Primary care physicians often have therapists or agencies that they partner with and can give a referral. An added benefit is that they may be able to answer some questions about the provider and the services that they offer before contacting them to schedule a session.
When choosing a therapist it’s important to know that type of treatment they use. Some types of treatment are better than others depending on the mental health condition and have research to support using those strategies. These are called Evidence Based Practices. Research the treatment types local providers specialize in to select a therapist that uses an Evidence Based Practice. A quick Google search can give plenty of information about which types of therapy are evidenced based.

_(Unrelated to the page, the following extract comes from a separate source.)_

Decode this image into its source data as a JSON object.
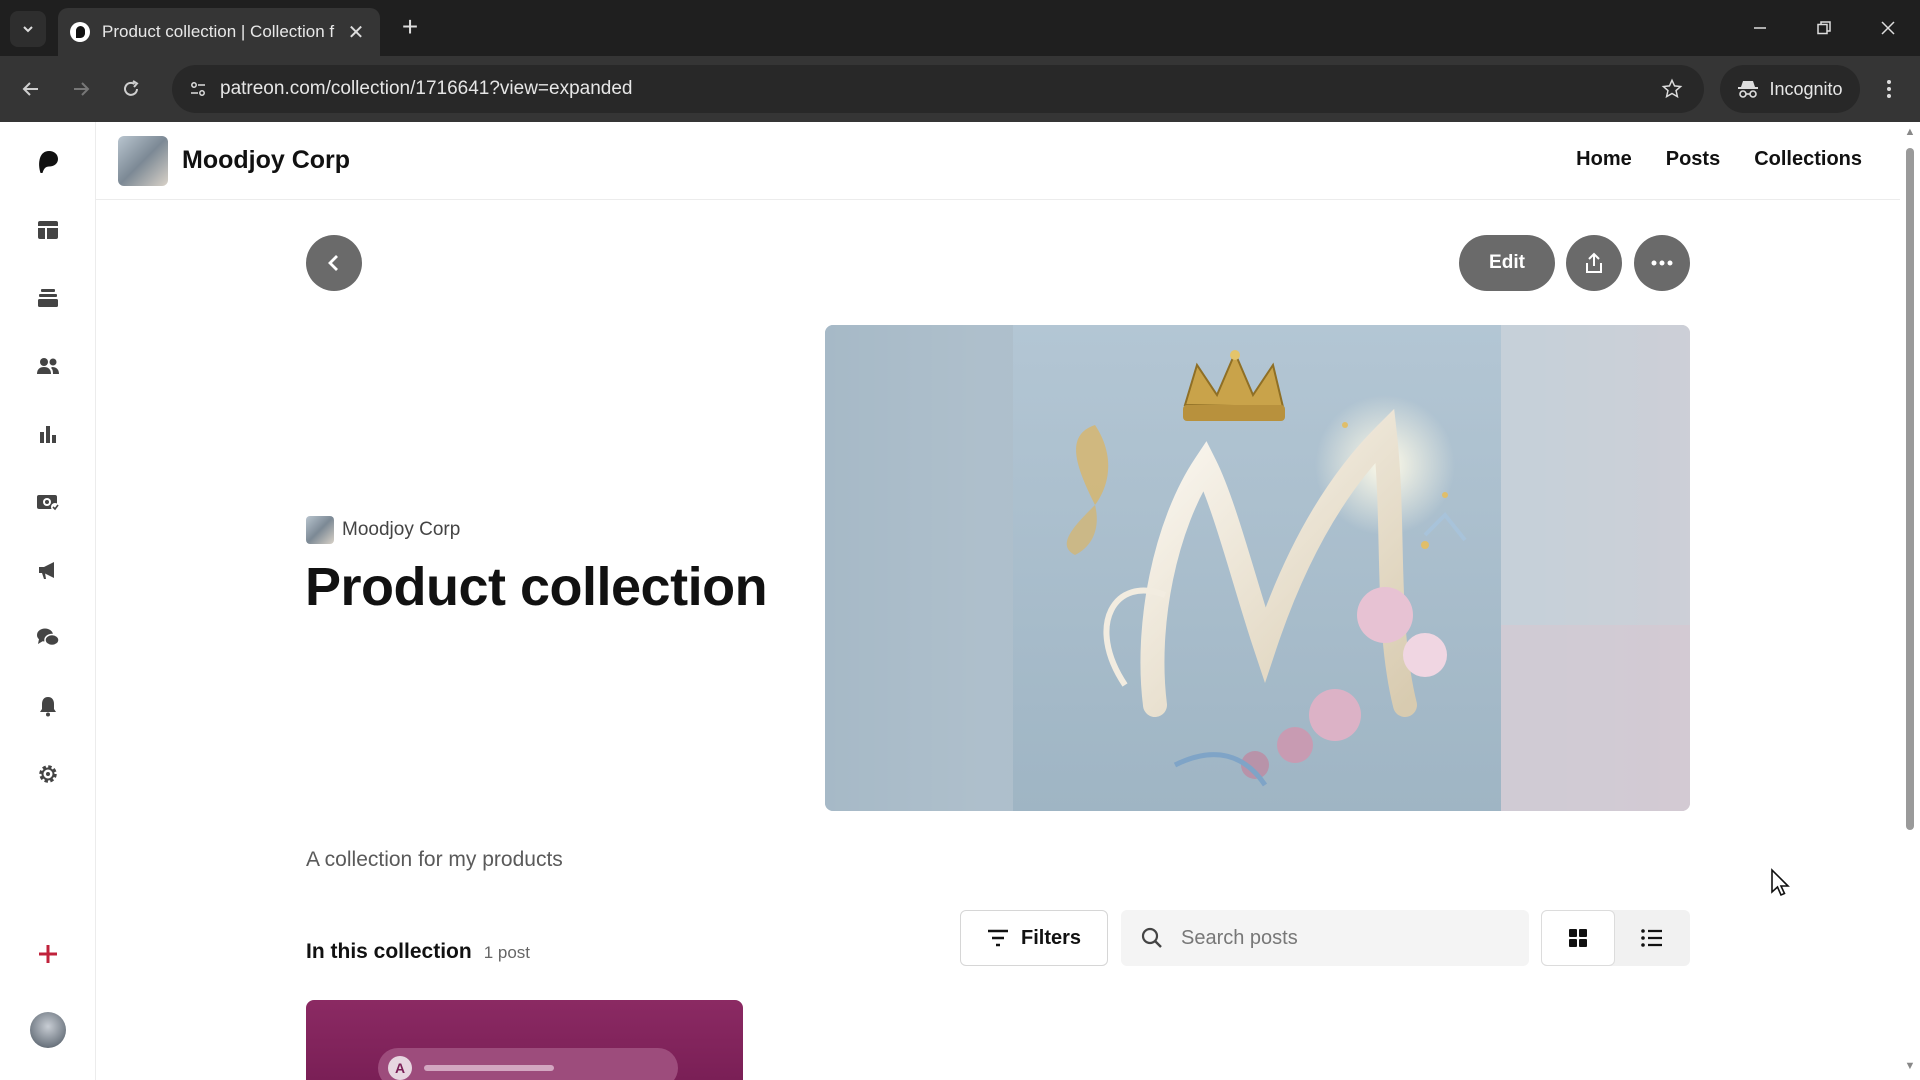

Sometimes the first therapist doesn’t work out, and that’s okay! The relationship between a therapist and client is a key part of treatment success and sometimes that relationship doesn’t develop. Don’t get discouraged if the person doesn’t connect with the first therapist, there are others out there and they can always try again with someone else!
Therapy is a big commitment and can take a lot of time and energy, so it’s important to ensure that the therapist can meet the person’s scheduling needs. Think about things like: Do their hours accommodate the person’s schedule? How will they get there? Therapy should be an experience that is enjoyable and helps the person, not something that adds stress. Planning early on can help reduce stress and lead to a better experience.
|Therapies for Depression||This resource explains some common types of therapy for depression.||Download file: Therapies for Depression|
|Medication for Treating Anxiety and Depression||This resource gives general information about medicine for depression and anxiety, and important things to remember.||Download file: Medication for Treating Anxiety and Depression|
|How To Find a Therapist for an Individual with Autism||This resources outlines tips for finding a therapist for an individual with Autism||Download file: How To Find a Therapist for an Individual with Autism|
This information was developed by the Autism Services, Education, Resources, and Training Collaborative (ASERT). For more information, please contact ASERT at 877-231-4244 or info@PAautism.org. ASERT is funded by the Bureau of Supports for Autism and Special Populations, PA Department of Human Services.